Data records for software interfaces:
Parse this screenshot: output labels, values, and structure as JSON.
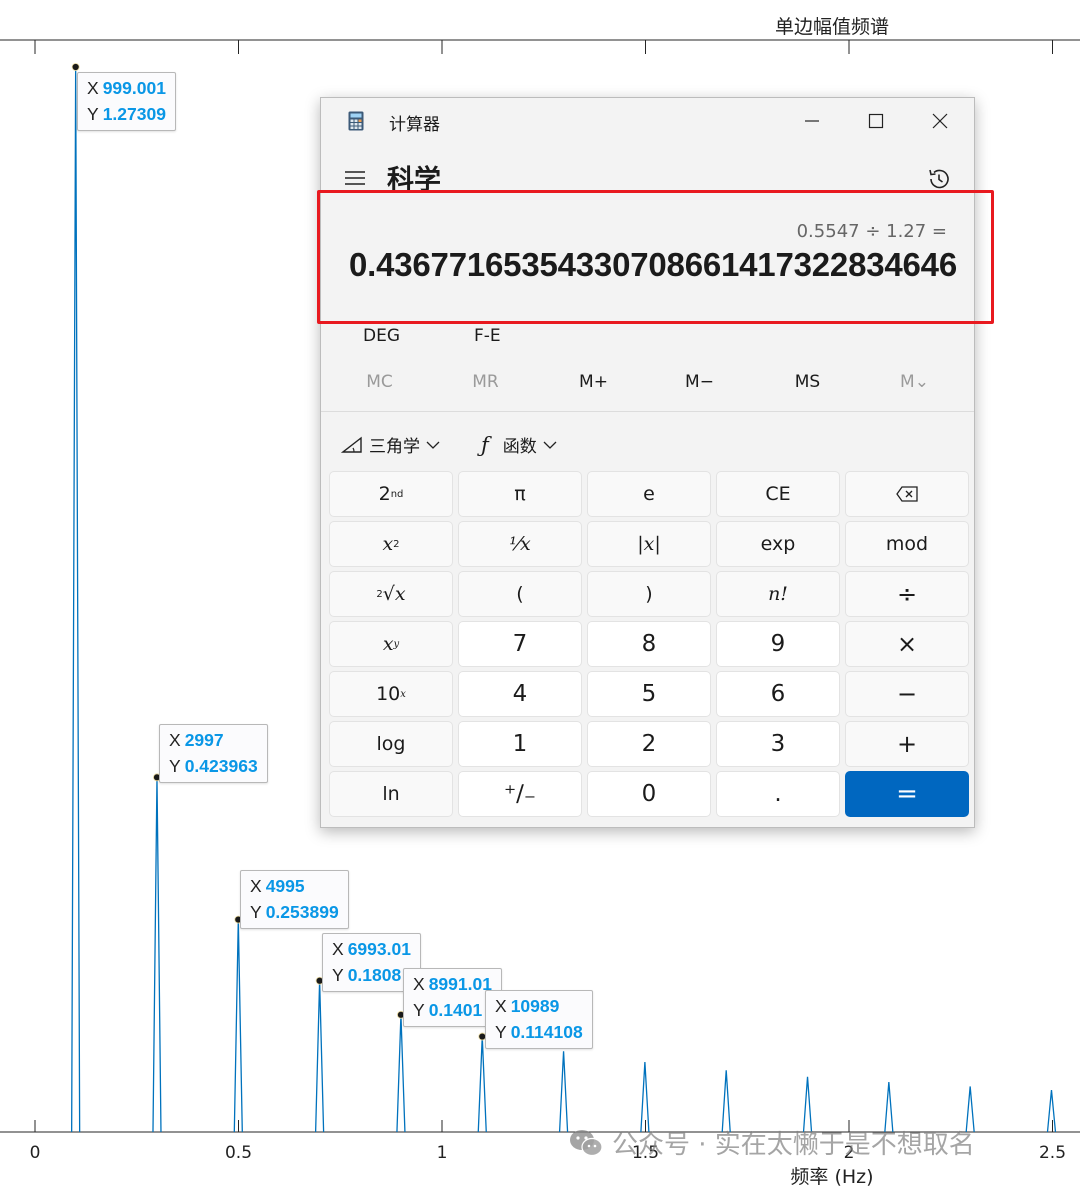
{
  "plot": {
    "title": "单边幅值频谱",
    "xlabel": "频率 (Hz)",
    "x_tick_labels": [
      "0",
      "0.5",
      "1",
      "1.5",
      "2",
      "2.5"
    ],
    "line_color": "#0072bd"
  },
  "chart_data": {
    "type": "line",
    "title": "单边幅值频谱",
    "xlabel": "频率 (Hz)",
    "ylabel": "",
    "x_tick_labels": [
      "0",
      "0.5",
      "1",
      "1.5",
      "2",
      "2.5"
    ],
    "peaks_x": [
      999.001,
      2997,
      4995,
      6993.01,
      8991.01,
      10989,
      12987,
      14985,
      16983,
      18981,
      20979,
      22977,
      24975
    ],
    "peaks_y": [
      1.27309,
      0.423963,
      0.253899,
      0.1808,
      0.1401,
      0.114108,
      0.0965,
      0.0836,
      0.0737,
      0.066,
      0.0597,
      0.0545,
      0.0501
    ],
    "xlim": [
      0,
      25000
    ],
    "ylim": [
      0,
      1.3
    ],
    "grid": false
  },
  "datatips": [
    {
      "x_label": "X",
      "x": "999.001",
      "y_label": "Y",
      "y": "1.27309"
    },
    {
      "x_label": "X",
      "x": "2997",
      "y_label": "Y",
      "y": "0.423963"
    },
    {
      "x_label": "X",
      "x": "4995",
      "y_label": "Y",
      "y": "0.253899"
    },
    {
      "x_label": "X",
      "x": "6993.01",
      "y_label": "Y",
      "y": "0.1808"
    },
    {
      "x_label": "X",
      "x": "8991.01",
      "y_label": "Y",
      "y": "0.1401"
    },
    {
      "x_label": "X",
      "x": "10989",
      "y_label": "Y",
      "y": "0.114108"
    }
  ],
  "calculator": {
    "window_title": "计算器",
    "mode": "科学",
    "expression": "0.5547 ÷ 1.27 =",
    "result": "0.43677165354330708661417322834646",
    "angle_mode": "DEG",
    "fe_label": "F-E",
    "memory": [
      "MC",
      "MR",
      "M+",
      "M−",
      "MS",
      "M⌄"
    ],
    "trig_label": "三角学",
    "func_label": "函数",
    "accent_color": "#0067c0",
    "highlight_color": "#e8191f",
    "keys": {
      "second": "2",
      "second_sup": "nd",
      "pi": "π",
      "e": "e",
      "ce": "CE",
      "x2": "x",
      "x2_sup": "2",
      "recip": "⅟x",
      "abs": "|x|",
      "exp": "exp",
      "mod": "mod",
      "root_sup": "2",
      "root": "√x",
      "lparen": "(",
      "rparen": ")",
      "fact": "n!",
      "div": "÷",
      "xy": "x",
      "xy_sup": "y",
      "k7": "7",
      "k8": "8",
      "k9": "9",
      "mul": "×",
      "ten": "10",
      "ten_sup": "x",
      "k4": "4",
      "k5": "5",
      "k6": "6",
      "minus": "−",
      "log": "log",
      "k1": "1",
      "k2": "2",
      "k3": "3",
      "plus": "+",
      "ln": "ln",
      "neg": "⁺∕₋",
      "k0": "0",
      "dot": ".",
      "eq": "="
    }
  },
  "watermark": {
    "text": "公众号 · 实在太懒于是不想取名"
  }
}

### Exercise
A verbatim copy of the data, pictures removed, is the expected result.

### Result of this exercise
Parse this screenshot: output labels, values, and structure as JSON.
{
  "plot": {
    "title": "单边幅值频谱",
    "xlabel": "频率 (Hz)",
    "x_tick_labels": [
      "0",
      "0.5",
      "1",
      "1.5",
      "2",
      "2.5"
    ],
    "line_color": "#0072bd"
  },
  "chart_data": {
    "type": "line",
    "title": "单边幅值频谱",
    "xlabel": "频率 (Hz)",
    "ylabel": "",
    "x_tick_labels": [
      "0",
      "0.5",
      "1",
      "1.5",
      "2",
      "2.5"
    ],
    "peaks_x": [
      999.001,
      2997,
      4995,
      6993.01,
      8991.01,
      10989,
      12987,
      14985,
      16983,
      18981,
      20979,
      22977,
      24975
    ],
    "peaks_y": [
      1.27309,
      0.423963,
      0.253899,
      0.1808,
      0.1401,
      0.114108,
      0.0965,
      0.0836,
      0.0737,
      0.066,
      0.0597,
      0.0545,
      0.0501
    ],
    "xlim": [
      0,
      25000
    ],
    "ylim": [
      0,
      1.3
    ],
    "grid": false
  },
  "datatips": [
    {
      "x_label": "X",
      "x": "999.001",
      "y_label": "Y",
      "y": "1.27309"
    },
    {
      "x_label": "X",
      "x": "2997",
      "y_label": "Y",
      "y": "0.423963"
    },
    {
      "x_label": "X",
      "x": "4995",
      "y_label": "Y",
      "y": "0.253899"
    },
    {
      "x_label": "X",
      "x": "6993.01",
      "y_label": "Y",
      "y": "0.1808"
    },
    {
      "x_label": "X",
      "x": "8991.01",
      "y_label": "Y",
      "y": "0.1401"
    },
    {
      "x_label": "X",
      "x": "10989",
      "y_label": "Y",
      "y": "0.114108"
    }
  ],
  "calculator": {
    "window_title": "计算器",
    "mode": "科学",
    "expression": "0.5547 ÷ 1.27 =",
    "result": "0.43677165354330708661417322834646",
    "angle_mode": "DEG",
    "fe_label": "F-E",
    "memory": [
      "MC",
      "MR",
      "M+",
      "M−",
      "MS",
      "M⌄"
    ],
    "trig_label": "三角学",
    "func_label": "函数",
    "accent_color": "#0067c0",
    "highlight_color": "#e8191f",
    "keys": {
      "second": "2",
      "second_sup": "nd",
      "pi": "π",
      "e": "e",
      "ce": "CE",
      "x2": "x",
      "x2_sup": "2",
      "recip": "⅟x",
      "abs": "|x|",
      "exp": "exp",
      "mod": "mod",
      "root_sup": "2",
      "root": "√x",
      "lparen": "(",
      "rparen": ")",
      "fact": "n!",
      "div": "÷",
      "xy": "x",
      "xy_sup": "y",
      "k7": "7",
      "k8": "8",
      "k9": "9",
      "mul": "×",
      "ten": "10",
      "ten_sup": "x",
      "k4": "4",
      "k5": "5",
      "k6": "6",
      "minus": "−",
      "log": "log",
      "k1": "1",
      "k2": "2",
      "k3": "3",
      "plus": "+",
      "ln": "ln",
      "neg": "⁺∕₋",
      "k0": "0",
      "dot": ".",
      "eq": "="
    }
  },
  "watermark": {
    "text": "公众号 · 实在太懒于是不想取名"
  }
}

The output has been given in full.